Just north of Marine on St. Croix, we passed the historic James Taylor Dunn cabin, home of the artist-in-residence program operated by the St. Croix Watershed Research Station. Marty Harding and Gary Noren reminisced about their month-long time spent as artists at the cabin in summer of 2016 and how high and fast the river rose that year.
To say that the trip was a birder’s dream is an understatement. A small flock of trumpeter swans heralded our departure in Stillwater, but the further north we traveled, the more birds rose off the water as the boat passed. The two major rookeries, just north of Stillwater and near Osceola, were both full of nesting great blue herons; the Stillwater rookery shared by cormorants. Many of the birds had their wings outstretched, catching the sun’s rays just like the humans onboard the Queen.
Early on the trip, an immature bald eagle flew just ahead of the Queen, but this was just the first of many eagles, red-tailed and red-shouldered hawks who soared above the ship or watched from tall trees as we cruised by. Captain Ramaley commented on the changes he’s seen in the eagle populations. It was rare to see an eagle on the river when he started with the company. With others in this region, he celebrated the return of nesting pairs on the river, and now said, “If I don’t see an eagle when I’m on the river, I’ve just missed them.” We shared a moment of gratitude for Rachel Carson’s instrumental work, identifying the problems with DDT and saving the eagles, our national symbol.

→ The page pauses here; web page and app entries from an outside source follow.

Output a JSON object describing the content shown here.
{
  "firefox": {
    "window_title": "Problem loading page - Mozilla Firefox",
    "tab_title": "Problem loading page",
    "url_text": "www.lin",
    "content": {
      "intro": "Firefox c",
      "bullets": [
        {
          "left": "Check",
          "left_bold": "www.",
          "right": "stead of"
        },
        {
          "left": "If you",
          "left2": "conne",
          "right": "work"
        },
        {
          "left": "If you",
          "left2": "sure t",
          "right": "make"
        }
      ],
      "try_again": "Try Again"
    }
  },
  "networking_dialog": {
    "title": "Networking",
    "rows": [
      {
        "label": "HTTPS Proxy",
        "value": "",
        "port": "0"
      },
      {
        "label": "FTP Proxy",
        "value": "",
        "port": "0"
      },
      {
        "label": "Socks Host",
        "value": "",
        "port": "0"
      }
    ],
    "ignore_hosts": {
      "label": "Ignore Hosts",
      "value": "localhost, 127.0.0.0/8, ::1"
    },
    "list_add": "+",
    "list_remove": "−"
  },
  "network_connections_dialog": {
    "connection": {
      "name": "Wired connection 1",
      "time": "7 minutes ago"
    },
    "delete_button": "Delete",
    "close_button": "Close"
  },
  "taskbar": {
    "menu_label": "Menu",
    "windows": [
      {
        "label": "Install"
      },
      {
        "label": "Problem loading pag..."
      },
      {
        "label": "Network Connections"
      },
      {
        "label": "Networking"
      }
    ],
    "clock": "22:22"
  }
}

It was the sheer number of the trumpeter swans that astounded all of us, including the crew. All of them commented that there were more trumpeters than they had ever seen at one time on the river. Hundreds of migrating trumpeters were sharing the ice with an equal number of Canada geese on both Peasley and Rice Lakes which could be seen from the top deck. Raedeke said that the resident trumpeter swans ignore the Queen as she glides by, but the newcomers are “kicked” up. The newcomers delighted us all with their bugling as they circled the boat and returned to settle on the lakes once again.
The boat’s engine mostly kept us from hearing the smaller songbirds on the riverbanks, but we were always entranced by watching the ever-changing flocks of mergansers, wood ducks, mallards, and other shorebirds, all seeking a place to rest on their way north or looking for the best place to nest and raise this year’s brood.
The six-hour trip was over too soon. As he encouraged us all to gather up our belongings and prepare to disembark, Captain Ramaley commented, “The summer has started. We’re getting close to town; both boats are home.” As we walked up the hill toward our car, we looked back one more time to see the Queen and the Princess together again.
This year, Taylors Falls Scenic Boat Tours will celebrate the grand opening of the River Rock Patio at the Queen and Princess’ landing in Taylors Falls. Over the past two years, the area has been completely redesigned; the Patio now affords visitors an expansive view of the rapids below and cliffs to the south. An expanded menu provides refreshments to those awaiting boarding or visitors who simply want to linger on the landing.
Boat tours will resume service on April 30, 2022. Visit www.taylorsfallsboat.com to get more information about daily tours, private charters, and private excursions.
Submitted by Marty Harding, Chair of North Woods and Waters Heritage Area (writer) and Gary Noren, past Chair of Wild Rivers Conservancy (photographer).